I agree... the more natural the better. Those additives that I can't even say scare me to, but when you walk into a store it seems like EVERYTHING has something in it to scare the crap out of yah. I read some articles a few years ago about MSG and after seeing a friend of mine get really sick after eating food with that in it... I refuse to buy a product with that in it.. I forget who said it...which diet person... but if you can't pronounce it, don't eat it LOL...ain't that the truth.

Keep posting...this is great !!

06-11-2007, 06:26 PM
yes but what was really scary is that the book said that "glutamates" are being hidden into foods you can pronounce and would consider benign. Things like "broth" or "boullion" or soy sauce.

Or "natural flavors". They said "cyanide and dirt are natural too, but would you want them in your food?" Hmmm.

06-11-2007, 06:32 PM
Plus they said for for some of us these additives are addictive and they make us crave more and more, even though they may be doing serious damage to our diets if nothing else.

They said that rats who are ordered for testing that are obese, are obese because they've been fed MSG.... gives you something to think about when you consider all the things we might be putting in our mouths without knowing it.

06-11-2007, 10:57 PM
That's what makes the frozen chicken I buy so good.
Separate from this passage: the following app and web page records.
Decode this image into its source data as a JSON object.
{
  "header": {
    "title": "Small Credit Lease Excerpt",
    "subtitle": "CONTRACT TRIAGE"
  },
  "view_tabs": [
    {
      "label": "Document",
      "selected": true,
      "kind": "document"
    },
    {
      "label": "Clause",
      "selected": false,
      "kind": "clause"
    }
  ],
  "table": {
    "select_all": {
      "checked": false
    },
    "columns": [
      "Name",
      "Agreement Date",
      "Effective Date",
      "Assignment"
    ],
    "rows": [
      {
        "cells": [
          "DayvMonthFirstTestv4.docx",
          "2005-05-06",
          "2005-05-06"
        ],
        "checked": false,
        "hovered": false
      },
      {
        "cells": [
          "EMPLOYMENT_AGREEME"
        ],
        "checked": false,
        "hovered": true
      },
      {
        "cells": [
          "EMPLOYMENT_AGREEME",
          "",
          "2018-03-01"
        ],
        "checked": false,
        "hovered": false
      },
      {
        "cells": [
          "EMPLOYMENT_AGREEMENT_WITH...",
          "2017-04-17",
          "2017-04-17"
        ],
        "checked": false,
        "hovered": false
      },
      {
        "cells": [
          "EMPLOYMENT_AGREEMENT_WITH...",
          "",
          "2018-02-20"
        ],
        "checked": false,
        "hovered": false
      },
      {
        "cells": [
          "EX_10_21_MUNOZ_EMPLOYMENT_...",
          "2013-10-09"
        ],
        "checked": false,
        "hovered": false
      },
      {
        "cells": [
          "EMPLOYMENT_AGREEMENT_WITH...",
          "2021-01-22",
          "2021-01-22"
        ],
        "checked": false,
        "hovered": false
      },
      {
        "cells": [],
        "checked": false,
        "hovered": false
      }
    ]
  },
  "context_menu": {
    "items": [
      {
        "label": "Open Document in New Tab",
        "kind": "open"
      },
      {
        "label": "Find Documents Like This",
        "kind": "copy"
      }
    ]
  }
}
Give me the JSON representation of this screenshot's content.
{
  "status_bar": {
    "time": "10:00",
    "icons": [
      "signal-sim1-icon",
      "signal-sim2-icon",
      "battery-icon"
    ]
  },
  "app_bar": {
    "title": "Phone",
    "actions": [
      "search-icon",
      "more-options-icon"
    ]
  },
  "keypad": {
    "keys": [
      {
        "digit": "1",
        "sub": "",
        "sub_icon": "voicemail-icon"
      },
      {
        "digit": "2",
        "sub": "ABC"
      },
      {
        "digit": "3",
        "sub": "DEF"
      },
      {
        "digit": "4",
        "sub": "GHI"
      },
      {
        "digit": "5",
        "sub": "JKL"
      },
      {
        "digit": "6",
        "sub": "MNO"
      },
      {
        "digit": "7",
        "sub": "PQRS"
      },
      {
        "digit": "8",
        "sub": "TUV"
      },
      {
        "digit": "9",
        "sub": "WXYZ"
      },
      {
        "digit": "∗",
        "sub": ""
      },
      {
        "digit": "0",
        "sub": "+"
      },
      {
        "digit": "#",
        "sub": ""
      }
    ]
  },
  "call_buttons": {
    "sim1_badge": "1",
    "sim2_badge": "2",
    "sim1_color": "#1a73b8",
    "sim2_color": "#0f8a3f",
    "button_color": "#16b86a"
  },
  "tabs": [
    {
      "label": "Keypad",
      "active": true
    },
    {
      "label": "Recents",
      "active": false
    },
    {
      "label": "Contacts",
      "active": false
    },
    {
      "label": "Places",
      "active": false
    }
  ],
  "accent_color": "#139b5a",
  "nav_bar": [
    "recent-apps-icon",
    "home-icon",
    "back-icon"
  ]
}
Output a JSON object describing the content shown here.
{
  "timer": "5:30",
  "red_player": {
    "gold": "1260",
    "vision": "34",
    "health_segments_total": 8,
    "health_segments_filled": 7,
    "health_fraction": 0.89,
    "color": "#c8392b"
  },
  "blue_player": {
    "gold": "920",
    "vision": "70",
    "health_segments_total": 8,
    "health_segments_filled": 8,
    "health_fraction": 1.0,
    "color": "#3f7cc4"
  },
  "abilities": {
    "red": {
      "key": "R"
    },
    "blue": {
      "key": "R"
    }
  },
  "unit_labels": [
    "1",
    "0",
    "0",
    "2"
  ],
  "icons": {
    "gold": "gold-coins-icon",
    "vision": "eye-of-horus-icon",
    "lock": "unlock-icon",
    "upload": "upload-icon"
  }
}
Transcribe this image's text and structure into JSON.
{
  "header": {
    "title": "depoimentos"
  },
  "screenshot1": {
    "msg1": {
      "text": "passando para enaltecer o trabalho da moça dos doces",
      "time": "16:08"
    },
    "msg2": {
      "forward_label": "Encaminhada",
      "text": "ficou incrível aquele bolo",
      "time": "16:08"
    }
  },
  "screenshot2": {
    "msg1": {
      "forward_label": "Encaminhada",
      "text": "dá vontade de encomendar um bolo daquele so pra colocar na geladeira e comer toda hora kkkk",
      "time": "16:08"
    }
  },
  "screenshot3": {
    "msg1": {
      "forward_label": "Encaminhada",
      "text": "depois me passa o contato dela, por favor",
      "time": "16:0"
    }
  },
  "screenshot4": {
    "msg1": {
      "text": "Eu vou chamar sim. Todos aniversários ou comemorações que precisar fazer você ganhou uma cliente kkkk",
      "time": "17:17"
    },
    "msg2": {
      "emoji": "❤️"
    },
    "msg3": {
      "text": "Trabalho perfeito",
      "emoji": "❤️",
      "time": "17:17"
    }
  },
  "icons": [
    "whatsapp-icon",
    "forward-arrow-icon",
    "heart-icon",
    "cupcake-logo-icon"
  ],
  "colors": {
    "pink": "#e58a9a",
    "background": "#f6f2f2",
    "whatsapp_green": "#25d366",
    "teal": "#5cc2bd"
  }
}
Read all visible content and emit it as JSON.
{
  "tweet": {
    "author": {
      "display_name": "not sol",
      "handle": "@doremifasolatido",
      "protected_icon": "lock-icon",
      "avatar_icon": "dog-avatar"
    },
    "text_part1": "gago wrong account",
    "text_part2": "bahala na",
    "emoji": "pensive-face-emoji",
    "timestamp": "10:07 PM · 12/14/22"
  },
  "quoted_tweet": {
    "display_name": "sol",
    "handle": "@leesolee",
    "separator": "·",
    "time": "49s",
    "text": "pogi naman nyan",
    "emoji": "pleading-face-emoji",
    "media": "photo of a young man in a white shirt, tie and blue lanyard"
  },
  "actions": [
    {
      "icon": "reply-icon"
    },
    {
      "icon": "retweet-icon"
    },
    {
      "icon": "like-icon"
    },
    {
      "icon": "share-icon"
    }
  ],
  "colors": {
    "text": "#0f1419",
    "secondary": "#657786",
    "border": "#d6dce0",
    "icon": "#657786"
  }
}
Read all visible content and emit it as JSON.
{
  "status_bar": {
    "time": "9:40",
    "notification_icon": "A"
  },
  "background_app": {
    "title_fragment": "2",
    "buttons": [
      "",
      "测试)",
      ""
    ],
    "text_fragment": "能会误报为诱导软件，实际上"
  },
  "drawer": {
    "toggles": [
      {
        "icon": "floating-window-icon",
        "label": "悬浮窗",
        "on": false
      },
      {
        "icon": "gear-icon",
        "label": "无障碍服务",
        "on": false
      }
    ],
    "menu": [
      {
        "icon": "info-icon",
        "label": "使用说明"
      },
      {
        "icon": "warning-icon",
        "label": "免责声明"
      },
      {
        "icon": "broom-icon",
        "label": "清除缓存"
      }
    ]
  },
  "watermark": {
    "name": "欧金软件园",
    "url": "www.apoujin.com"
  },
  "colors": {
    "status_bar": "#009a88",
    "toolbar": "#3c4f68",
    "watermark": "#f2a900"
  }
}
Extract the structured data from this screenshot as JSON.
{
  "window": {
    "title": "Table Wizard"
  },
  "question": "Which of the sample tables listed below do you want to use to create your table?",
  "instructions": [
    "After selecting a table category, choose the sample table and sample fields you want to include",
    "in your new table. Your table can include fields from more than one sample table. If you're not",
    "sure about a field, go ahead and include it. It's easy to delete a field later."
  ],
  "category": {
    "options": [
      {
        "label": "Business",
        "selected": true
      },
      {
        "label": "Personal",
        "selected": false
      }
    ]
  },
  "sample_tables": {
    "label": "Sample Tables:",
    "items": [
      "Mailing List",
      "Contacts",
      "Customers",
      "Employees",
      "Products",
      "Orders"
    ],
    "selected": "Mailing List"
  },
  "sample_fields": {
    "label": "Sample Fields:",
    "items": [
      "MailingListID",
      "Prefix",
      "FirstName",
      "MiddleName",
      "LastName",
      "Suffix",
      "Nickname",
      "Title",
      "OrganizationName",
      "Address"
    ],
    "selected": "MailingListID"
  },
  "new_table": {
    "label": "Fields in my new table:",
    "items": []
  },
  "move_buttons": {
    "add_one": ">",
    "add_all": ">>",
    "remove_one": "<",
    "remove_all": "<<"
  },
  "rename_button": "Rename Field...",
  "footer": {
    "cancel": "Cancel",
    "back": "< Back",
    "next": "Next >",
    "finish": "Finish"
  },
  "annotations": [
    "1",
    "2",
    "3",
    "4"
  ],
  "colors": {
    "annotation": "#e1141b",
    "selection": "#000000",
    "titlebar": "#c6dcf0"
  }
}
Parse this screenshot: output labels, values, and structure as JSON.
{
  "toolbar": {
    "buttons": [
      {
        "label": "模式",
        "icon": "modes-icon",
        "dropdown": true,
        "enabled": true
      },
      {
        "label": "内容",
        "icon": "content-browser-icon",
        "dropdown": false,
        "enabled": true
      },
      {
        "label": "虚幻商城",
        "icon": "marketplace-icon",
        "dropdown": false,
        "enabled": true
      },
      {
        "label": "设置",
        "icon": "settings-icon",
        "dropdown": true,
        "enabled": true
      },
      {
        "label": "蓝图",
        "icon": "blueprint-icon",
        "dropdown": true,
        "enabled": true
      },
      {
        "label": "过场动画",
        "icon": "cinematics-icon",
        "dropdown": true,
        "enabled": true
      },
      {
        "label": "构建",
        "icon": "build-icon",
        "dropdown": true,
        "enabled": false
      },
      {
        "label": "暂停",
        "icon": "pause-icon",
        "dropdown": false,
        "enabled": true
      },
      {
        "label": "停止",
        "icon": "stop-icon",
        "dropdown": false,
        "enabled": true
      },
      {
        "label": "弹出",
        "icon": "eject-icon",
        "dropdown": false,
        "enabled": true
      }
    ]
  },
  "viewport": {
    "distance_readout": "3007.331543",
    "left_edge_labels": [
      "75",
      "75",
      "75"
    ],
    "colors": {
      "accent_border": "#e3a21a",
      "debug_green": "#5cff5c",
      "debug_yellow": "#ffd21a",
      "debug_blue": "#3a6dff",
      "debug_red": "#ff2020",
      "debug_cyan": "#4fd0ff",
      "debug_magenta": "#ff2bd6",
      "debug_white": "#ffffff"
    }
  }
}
It's soaked in hydrolized soy protien. I didn't realize what that meant untill I read the link you posted.
That sucks, I though it was healthy:mad: .

06-12-2007, 12:37 AM
Isn't it creepy what they can add to our food and never tell us?

Here's some what I wrote to another site containing some quotes from the book:

Then it talks about "glutamate" and says that this is something that is added to a lot of our foods and that it too triggers insulin release. Says it is added to most water packed tunas, that they disguise what has glutamate in it and what does not, but some of the ways it is listed on our ingredient lables are:

"Anything enzyme modified
Anything fermented
Anything protein fortified
Anthing ultra pastuerized
Autolyzed yeast
Barley malt
Calcium caseinate
Hydrolyzed oat flour
Hydrolyzed vegetable protein
Hydrolyzed plant protein
Hydrolyzed soy protein
Malt extract
Natural flavors (flavoring)
Plant protein extract
Potassium glutamate
Sodium caseinate
Soy Protein
Soy sauce
Textured protein
Whey protein
Yeast extract
Yeast food.

This says too that a little "monosodium glutamate" on the tongue of animals will cause them to release "high levels of insulin within three minutes".

The book also says:
Glutamates are categorized as excitotoxins, that is they cause the injury or death of cells by stimulation.

And: "Did you know that scientists who want obese lab animals for experimentation call the supply house and ask for MSG fattened rats? The rats become obese simply by eating monosodium glutamate in their feed!"

This article is about Alzheimer's, it makes me wonder why it is rising in Asia so much. I'm wondering if it might be the glutamates.

The book I'm reading also says "In laboratory animals they [glutamates] break down the muscle fiber and cause brain damage."

It also said that it is in a lot of water packed tuna, that unless the can says "tuna, water" and nothing else it probably has free glutamates added.

Also "Of most importance to low carb dieters is the discovery that glutamates added to foods can cause the body to release insulin".

No wonder we in America have so much trouble controlling our weight. They sabotage us every way we turn. Particularly those of us who are extra sensitive to carbohydrates.

06-15-2007, 11:39 AM
Excellent Sherry thanks !!!!